The study was built on the foundation of two key facts made clear in the Bureau's 2011 report and reiterated again in this study:

  • "Given this complexity it is unlikely that a consumer will often be able to know the exact score that a particular lender will use to evaluate them."[1] 
  • "Lenders use credit scores produced by many different scoring models." [2] 

"The CFPB is right," said Pratt, "no one score is used by all lenders. However, the credit score is a valuable educational tool and can enable consumers to better understand their creditworthiness relative to other consumers." As the CFPB's report notes, the many credit score options in the marketplace today will help consumers answer these questions.  CDIA recommends that when consumers obtain their credit scores they should ask these important questions:

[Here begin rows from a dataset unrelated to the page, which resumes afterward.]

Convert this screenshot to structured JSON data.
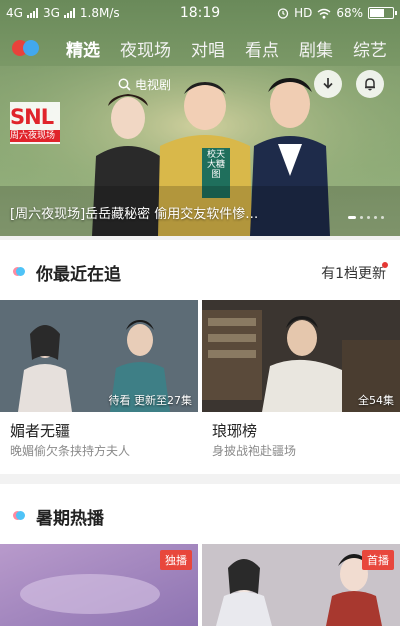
{
  "status_bar": {
    "network1": "4G",
    "network2": "3G",
    "speed": "1.8M/s",
    "time": "18:19",
    "hd": "HD",
    "battery": "68%",
    "battery_level": 0.68
  },
  "nav": {
    "tabs": [
      {
        "label": "精选",
        "active": true
      },
      {
        "label": "夜现场",
        "active": false
      },
      {
        "label": "对唱",
        "active": false
      },
      {
        "label": "看点",
        "active": false
      },
      {
        "label": "剧集",
        "active": false
      },
      {
        "label": "综艺",
        "active": false
      }
    ]
  },
  "banner": {
    "search_placeholder": "电视剧",
    "caption": "[周六夜现场]岳岳藏秘密 偷用交友软件惨…",
    "logo_text": "SNL",
    "logo_sub": "周六夜现场",
    "sign_text": "校天大糖图"
  },
  "recent": {
    "title": "你最近在追",
    "more": "有1档更新",
    "cards": [
      {
        "name": "媚者无疆",
        "desc": "晚媚偷欠条挟持方夫人",
        "overlay": "待看 更新至27集"
      },
      {
        "name": "琅琊榜",
        "desc": "身披战袍赴疆场",
        "overlay": "全54集"
      }
    ]
  },
  "summer": {
    "title": "暑期热播",
    "cards": [
      {
        "badge": "独播"
      },
      {
        "badge": "首播"
      }
    ]
  },
  "colors": {
    "header_green": "#7f9c6a",
    "accent_red": "#e8473c",
    "logo_red": "#e8423b",
    "logo_blue": "#3fa9f5"
  }
}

  1. What credit scoring model was used?
  2. What's the scale?
  3. What does the score I received mean in terms of lending risk?
  4. What are the key factors affecting my credit score?
  5. How might my future financial decisions affect my credit score?

CDIA's members are global leaders in the development of credit score technology.  While the CFPB was not charged by Congress with studying every effective and reliable credit score in the marketplace, this report shows that all such scores designed using the same common principles will help educate consumers with equal effectiveness.   

In support of the CFPB's study, the CDIA will fund a new series of public service announcements focused on encouraging consumers to read the CFPB's report, obtain their credit scores and also, in support of the Consumer Federation of America's latest credit score poll, avail themselves of resources that are available to better understand what does and doesn't affect a credit score.

[1] July 19, 2011 CFPB Report, "The impact of differences between consumer- and creditor-purchased credit scores," Pg. 18.

[2] July 19, 2011 CFPB Report, "The impact of differences between consumer- and creditor-purchased credit scores," Pg. 1.

SOURCE Consumer Data Industry Association